WORK TO BE COMPLETED: The answer must consist of every line from the entries below that contains the word "Finition".

[Page and application data records]

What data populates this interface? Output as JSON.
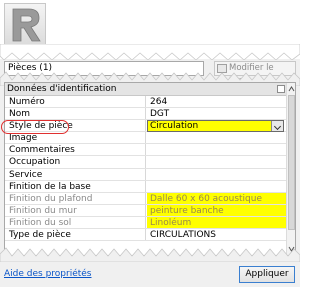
{
  "type_selector": {
    "value": "Pièces (1)"
  },
  "edit_type_button": {
    "label": "Modifier le type"
  },
  "group": {
    "title": "Données d'identification"
  },
  "properties": [
    {
      "name": "Numéro",
      "value": "264"
    },
    {
      "name": "Nom",
      "value": "DGT"
    },
    {
      "name": "Style de pièce",
      "value": "Circulation"
    },
    {
      "name": "Image",
      "value": ""
    },
    {
      "name": "Commentaires",
      "value": ""
    },
    {
      "name": "Occupation",
      "value": ""
    },
    {
      "name": "Service",
      "value": ""
    },
    {
      "name": "Finition de la base",
      "value": ""
    },
    {
      "name": "Finition du plafond",
      "value": "Dalle 60 x 60 acoustique"
    },
    {
      "name": "Finition du mur",
      "value": "peinture banche"
    },
    {
      "name": "Finition du sol",
      "value": "Linoléum"
    },
    {
      "name": "Type de pièce",
      "value": "CIRCULATIONS"
    }
  ],
  "footer": {
    "help_link": "Aide des propriétés",
    "apply_button": "Appliquer"
  },
  "colors": {
    "highlight": "#ffff00",
    "annotation": "#e03030",
    "link": "#0a55c8"
  },
  "icons": {
    "app_logo": "revit-r-icon",
    "edit_type": "edit-type-icon",
    "dropdown": "chevron-down-icon"
  }
}
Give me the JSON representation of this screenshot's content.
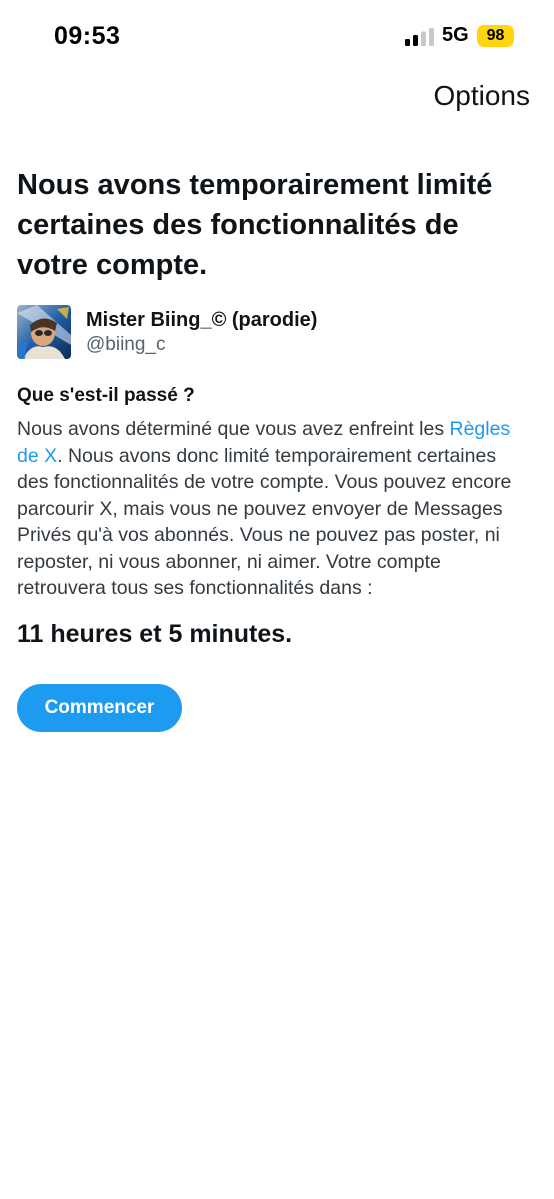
{
  "status_bar": {
    "time": "09:53",
    "network": "5G",
    "battery": "98",
    "battery_color": "#ffd60a",
    "signal_icon": "cellular-signal-icon"
  },
  "header": {
    "options_label": "Options"
  },
  "headline": "Nous avons temporairement limité certaines des fonctionnalités de votre compte.",
  "account": {
    "display_name": "Mister Biing_© (parodie)",
    "handle": "@biing_c",
    "avatar_icon": "profile-picture"
  },
  "explanation": {
    "heading": "Que s'est-il passé ?",
    "text_before_link": "Nous avons déterminé que vous avez enfreint les ",
    "link_text": "Règles de X",
    "text_after_link": ". Nous avons donc limité temporairement certaines des fonctionnalités de votre compte. Vous pouvez encore parcourir X, mais vous ne pouvez envoyer de Messages Privés qu'à vos abonnés. Vous ne pouvez pas poster, ni reposter, ni vous abonner, ni aimer. Votre compte retrouvera tous ses fonctionnalités dans :"
  },
  "countdown": "11 heures et 5 minutes.",
  "start_button_label": "Commencer",
  "colors": {
    "accent": "#1d9bf0",
    "text": "#0f1419",
    "secondary_text": "#536471"
  }
}
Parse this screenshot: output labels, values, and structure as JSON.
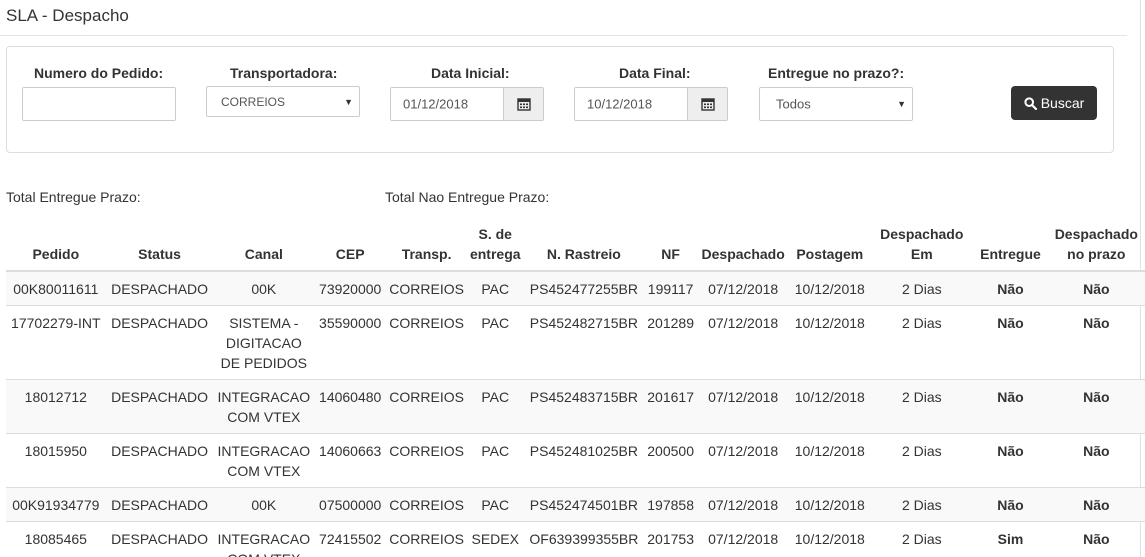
{
  "page": {
    "title": "SLA - Despacho"
  },
  "filters": {
    "pedido": {
      "label": "Numero do Pedido:",
      "value": ""
    },
    "transportadora": {
      "label": "Transportadora:",
      "value": "CORREIOS"
    },
    "data_inicial": {
      "label": "Data Inicial:",
      "value": "01/12/2018"
    },
    "data_final": {
      "label": "Data Final:",
      "value": "10/12/2018"
    },
    "entregue": {
      "label": "Entregue no prazo?:",
      "value": "Todos"
    },
    "buscar_label": "Buscar"
  },
  "totals": {
    "entregue_label": "Total Entregue Prazo:",
    "nao_entregue_label": "Total Nao Entregue Prazo:"
  },
  "table": {
    "headers": [
      "Pedido",
      "Status",
      "Canal",
      "CEP",
      "Transp.",
      "S. de entrega",
      "N. Rastreio",
      "NF",
      "Despachado",
      "Postagem",
      "Despachado Em",
      "Entregue",
      "Despachado no prazo"
    ],
    "rows": [
      [
        "00K80011611",
        "DESPACHADO",
        "00K",
        "73920000",
        "CORREIOS",
        "PAC",
        "PS452477255BR",
        "199117",
        "07/12/2018",
        "10/12/2018",
        "2 Dias",
        "Não",
        "Não"
      ],
      [
        "17702279-INT",
        "DESPACHADO",
        "SISTEMA - DIGITACAO DE PEDIDOS",
        "35590000",
        "CORREIOS",
        "PAC",
        "PS452482715BR",
        "201289",
        "07/12/2018",
        "10/12/2018",
        "2 Dias",
        "Não",
        "Não"
      ],
      [
        "18012712",
        "DESPACHADO",
        "INTEGRACAO COM VTEX",
        "14060480",
        "CORREIOS",
        "PAC",
        "PS452483715BR",
        "201617",
        "07/12/2018",
        "10/12/2018",
        "2 Dias",
        "Não",
        "Não"
      ],
      [
        "18015950",
        "DESPACHADO",
        "INTEGRACAO COM VTEX",
        "14060663",
        "CORREIOS",
        "PAC",
        "PS452481025BR",
        "200500",
        "07/12/2018",
        "10/12/2018",
        "2 Dias",
        "Não",
        "Não"
      ],
      [
        "00K91934779",
        "DESPACHADO",
        "00K",
        "07500000",
        "CORREIOS",
        "PAC",
        "PS452474501BR",
        "197858",
        "07/12/2018",
        "10/12/2018",
        "2 Dias",
        "Não",
        "Não"
      ],
      [
        "18085465",
        "DESPACHADO",
        "INTEGRACAO COM VTEX",
        "72415502",
        "CORREIOS",
        "SEDEX",
        "OF639399355BR",
        "201753",
        "07/12/2018",
        "10/12/2018",
        "2 Dias",
        "Sim",
        "Não"
      ]
    ]
  },
  "icons": {
    "calendar": "calendar-icon",
    "search": "search-icon",
    "caret": "caret-down-icon"
  },
  "colors": {
    "button_bg": "#333333",
    "border": "#dddddd",
    "stripe": "#f9f9f9"
  }
}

ANSWER TO THIS PROBLEM:
      "name": "Finition de la base",
      "name": "Finition du plafond",
      "name": "Finition du mur",
      "name": "Finition du sol",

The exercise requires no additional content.